## What you should do
Count how many lines in the data hold "feedback". Only the number.

## Input data

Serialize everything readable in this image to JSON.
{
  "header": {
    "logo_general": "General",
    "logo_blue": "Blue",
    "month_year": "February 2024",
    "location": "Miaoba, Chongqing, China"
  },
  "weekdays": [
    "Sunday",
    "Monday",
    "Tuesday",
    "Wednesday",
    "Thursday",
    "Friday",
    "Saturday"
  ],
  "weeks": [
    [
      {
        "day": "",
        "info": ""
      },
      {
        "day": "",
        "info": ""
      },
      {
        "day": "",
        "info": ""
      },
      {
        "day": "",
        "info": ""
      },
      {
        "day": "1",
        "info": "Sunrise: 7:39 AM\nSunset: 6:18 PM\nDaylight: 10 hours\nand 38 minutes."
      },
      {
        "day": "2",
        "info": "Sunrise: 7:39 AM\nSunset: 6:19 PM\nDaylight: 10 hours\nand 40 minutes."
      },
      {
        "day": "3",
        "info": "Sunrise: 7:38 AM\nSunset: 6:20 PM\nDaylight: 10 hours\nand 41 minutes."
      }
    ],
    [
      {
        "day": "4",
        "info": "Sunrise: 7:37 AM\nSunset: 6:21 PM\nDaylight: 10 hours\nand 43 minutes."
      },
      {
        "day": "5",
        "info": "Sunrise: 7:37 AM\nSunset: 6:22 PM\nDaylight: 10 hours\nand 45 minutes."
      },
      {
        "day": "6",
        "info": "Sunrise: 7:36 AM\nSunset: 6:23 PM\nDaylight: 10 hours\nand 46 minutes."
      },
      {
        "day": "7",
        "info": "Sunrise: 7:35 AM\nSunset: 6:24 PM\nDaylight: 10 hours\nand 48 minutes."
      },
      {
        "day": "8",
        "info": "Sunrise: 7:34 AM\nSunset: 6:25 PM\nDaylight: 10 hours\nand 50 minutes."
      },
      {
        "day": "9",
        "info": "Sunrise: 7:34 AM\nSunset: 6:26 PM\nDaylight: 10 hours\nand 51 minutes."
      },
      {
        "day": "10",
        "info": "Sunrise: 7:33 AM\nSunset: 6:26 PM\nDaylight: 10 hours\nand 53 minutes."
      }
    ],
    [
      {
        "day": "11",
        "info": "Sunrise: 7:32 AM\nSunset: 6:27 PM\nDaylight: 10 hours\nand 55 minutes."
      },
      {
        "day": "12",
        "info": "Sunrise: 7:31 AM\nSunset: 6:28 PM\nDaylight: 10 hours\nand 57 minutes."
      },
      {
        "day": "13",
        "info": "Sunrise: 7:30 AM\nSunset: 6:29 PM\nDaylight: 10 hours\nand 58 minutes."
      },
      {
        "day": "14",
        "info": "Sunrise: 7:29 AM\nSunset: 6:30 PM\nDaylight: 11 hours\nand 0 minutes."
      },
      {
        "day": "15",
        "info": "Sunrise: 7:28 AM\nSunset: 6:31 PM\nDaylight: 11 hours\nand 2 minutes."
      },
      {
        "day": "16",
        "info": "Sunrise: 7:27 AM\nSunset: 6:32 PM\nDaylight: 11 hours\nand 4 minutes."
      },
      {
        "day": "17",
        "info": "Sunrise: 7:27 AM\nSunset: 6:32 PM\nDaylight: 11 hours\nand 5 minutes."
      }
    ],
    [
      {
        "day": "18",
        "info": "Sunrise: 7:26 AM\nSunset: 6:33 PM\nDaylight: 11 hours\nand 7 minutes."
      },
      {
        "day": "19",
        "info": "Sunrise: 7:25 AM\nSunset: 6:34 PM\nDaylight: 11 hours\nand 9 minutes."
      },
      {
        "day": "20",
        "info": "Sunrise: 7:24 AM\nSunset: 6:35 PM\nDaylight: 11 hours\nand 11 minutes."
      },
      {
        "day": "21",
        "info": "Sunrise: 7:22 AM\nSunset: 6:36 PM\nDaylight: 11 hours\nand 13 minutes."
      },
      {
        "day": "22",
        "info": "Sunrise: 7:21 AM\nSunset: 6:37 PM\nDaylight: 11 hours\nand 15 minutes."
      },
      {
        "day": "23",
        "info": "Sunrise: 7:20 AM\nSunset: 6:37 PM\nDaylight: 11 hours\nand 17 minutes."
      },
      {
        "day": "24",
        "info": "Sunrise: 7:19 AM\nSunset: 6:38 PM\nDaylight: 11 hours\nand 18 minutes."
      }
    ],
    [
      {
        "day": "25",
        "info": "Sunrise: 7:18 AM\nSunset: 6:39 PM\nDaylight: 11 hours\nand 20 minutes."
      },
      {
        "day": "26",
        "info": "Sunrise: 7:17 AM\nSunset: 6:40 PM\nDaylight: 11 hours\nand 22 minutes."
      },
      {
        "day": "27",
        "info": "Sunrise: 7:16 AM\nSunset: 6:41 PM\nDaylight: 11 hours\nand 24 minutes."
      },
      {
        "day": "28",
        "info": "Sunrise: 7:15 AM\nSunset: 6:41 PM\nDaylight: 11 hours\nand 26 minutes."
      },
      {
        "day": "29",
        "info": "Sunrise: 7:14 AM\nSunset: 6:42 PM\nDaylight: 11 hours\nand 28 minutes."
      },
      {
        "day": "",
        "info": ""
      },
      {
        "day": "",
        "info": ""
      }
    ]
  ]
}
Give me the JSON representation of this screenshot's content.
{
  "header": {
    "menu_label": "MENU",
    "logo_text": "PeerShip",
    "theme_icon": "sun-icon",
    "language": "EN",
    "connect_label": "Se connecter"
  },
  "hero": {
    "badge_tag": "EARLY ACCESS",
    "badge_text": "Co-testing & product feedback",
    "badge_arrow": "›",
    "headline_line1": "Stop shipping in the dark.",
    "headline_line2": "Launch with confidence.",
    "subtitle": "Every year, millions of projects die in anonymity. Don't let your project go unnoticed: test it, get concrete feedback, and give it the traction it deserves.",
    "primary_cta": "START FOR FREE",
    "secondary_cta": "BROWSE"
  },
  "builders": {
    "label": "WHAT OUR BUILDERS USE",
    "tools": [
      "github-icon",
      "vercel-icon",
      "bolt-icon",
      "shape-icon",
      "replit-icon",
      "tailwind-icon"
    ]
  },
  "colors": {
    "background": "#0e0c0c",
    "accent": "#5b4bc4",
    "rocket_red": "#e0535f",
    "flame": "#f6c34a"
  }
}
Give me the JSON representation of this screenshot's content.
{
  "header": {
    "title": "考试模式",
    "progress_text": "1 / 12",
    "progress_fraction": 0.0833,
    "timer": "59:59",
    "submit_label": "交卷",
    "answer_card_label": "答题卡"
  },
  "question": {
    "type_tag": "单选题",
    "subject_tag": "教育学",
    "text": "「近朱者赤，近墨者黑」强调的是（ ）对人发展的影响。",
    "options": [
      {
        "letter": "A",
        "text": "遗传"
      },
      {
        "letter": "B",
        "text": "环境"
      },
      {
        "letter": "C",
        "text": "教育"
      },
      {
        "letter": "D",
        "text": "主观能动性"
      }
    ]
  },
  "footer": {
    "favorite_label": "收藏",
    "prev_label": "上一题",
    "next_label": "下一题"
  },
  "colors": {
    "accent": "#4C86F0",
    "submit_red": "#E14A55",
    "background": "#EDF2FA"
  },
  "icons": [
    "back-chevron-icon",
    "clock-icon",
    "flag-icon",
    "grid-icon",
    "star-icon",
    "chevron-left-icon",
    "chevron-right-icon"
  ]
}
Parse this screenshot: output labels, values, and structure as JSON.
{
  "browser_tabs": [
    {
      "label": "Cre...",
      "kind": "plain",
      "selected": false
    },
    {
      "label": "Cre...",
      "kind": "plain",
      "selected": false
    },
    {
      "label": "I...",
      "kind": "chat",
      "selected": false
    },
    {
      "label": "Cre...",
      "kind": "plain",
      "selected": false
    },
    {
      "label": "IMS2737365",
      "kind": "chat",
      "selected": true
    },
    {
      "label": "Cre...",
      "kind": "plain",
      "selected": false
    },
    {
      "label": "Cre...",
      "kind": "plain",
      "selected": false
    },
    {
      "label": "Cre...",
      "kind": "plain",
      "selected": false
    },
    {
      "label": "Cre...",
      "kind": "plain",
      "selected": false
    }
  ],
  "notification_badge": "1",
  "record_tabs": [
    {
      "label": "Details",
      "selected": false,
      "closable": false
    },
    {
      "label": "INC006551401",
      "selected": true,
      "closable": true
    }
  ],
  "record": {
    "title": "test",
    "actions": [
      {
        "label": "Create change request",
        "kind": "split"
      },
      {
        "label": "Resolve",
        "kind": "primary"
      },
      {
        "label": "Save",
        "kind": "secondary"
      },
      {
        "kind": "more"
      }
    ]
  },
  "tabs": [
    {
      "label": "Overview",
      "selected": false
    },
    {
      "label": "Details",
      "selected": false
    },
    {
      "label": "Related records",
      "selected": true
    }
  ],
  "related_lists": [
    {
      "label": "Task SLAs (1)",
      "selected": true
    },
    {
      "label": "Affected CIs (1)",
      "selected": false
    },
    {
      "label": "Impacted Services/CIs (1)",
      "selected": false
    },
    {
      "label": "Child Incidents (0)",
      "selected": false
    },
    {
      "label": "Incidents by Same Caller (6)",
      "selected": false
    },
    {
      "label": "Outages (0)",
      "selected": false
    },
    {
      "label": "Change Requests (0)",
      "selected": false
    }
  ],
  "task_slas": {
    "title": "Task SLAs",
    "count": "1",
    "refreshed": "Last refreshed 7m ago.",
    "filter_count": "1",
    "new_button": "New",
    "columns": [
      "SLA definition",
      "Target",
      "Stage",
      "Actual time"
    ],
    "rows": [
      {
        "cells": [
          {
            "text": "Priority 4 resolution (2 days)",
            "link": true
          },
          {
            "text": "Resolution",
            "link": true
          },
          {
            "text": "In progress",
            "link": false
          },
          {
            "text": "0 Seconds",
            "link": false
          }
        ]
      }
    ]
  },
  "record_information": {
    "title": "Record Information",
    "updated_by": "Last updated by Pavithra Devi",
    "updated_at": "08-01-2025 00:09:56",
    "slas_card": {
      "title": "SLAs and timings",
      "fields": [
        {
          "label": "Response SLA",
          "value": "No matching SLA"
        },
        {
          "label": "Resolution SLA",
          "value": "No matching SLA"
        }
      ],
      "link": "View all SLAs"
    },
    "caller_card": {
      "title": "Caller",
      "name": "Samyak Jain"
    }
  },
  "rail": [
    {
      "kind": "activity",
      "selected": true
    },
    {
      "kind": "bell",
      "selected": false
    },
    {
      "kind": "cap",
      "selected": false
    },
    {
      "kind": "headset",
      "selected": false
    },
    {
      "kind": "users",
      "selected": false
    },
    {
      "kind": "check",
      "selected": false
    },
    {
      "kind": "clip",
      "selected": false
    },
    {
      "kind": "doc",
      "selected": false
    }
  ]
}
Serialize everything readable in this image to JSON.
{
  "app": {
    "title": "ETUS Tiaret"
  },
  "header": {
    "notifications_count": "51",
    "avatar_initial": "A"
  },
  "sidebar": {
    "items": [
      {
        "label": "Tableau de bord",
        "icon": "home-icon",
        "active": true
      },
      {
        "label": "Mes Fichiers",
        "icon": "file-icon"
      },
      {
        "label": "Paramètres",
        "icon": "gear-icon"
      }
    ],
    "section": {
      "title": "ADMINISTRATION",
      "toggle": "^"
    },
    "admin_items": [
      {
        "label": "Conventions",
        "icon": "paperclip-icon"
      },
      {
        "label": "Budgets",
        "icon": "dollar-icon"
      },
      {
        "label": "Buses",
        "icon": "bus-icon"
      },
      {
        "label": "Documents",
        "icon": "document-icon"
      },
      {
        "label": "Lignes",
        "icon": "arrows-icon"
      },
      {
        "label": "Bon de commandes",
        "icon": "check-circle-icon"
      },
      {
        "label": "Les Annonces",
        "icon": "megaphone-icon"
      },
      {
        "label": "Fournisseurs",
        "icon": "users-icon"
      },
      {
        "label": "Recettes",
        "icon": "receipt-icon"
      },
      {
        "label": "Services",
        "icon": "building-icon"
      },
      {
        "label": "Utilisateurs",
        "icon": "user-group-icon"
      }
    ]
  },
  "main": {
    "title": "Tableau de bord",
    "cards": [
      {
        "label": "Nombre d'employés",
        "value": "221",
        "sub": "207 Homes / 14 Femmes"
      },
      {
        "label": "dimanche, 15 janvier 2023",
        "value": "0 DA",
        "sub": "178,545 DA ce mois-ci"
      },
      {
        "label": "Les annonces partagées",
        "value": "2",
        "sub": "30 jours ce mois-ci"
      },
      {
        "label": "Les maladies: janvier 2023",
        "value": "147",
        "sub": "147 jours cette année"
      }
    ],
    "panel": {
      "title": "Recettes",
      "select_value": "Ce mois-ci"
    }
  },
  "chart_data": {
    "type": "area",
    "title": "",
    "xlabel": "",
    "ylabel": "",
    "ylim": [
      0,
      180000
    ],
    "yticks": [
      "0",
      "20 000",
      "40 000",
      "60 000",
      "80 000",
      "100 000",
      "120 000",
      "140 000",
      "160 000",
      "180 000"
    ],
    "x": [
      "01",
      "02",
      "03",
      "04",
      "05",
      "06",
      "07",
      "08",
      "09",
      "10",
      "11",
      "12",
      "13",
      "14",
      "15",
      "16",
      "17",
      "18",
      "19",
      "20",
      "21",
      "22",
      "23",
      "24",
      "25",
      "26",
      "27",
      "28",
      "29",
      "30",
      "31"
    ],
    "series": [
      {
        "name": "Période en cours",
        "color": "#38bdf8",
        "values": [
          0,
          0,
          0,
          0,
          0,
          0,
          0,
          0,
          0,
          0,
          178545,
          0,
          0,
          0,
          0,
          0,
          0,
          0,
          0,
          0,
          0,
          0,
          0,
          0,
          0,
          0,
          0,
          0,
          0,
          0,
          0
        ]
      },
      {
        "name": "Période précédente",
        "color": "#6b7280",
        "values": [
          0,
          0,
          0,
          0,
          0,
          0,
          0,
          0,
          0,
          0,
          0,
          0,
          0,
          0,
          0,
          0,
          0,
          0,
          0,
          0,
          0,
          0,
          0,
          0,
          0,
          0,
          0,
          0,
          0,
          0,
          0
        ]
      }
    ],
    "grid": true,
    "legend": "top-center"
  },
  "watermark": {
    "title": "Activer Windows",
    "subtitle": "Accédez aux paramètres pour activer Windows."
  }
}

## Output of the exercise
2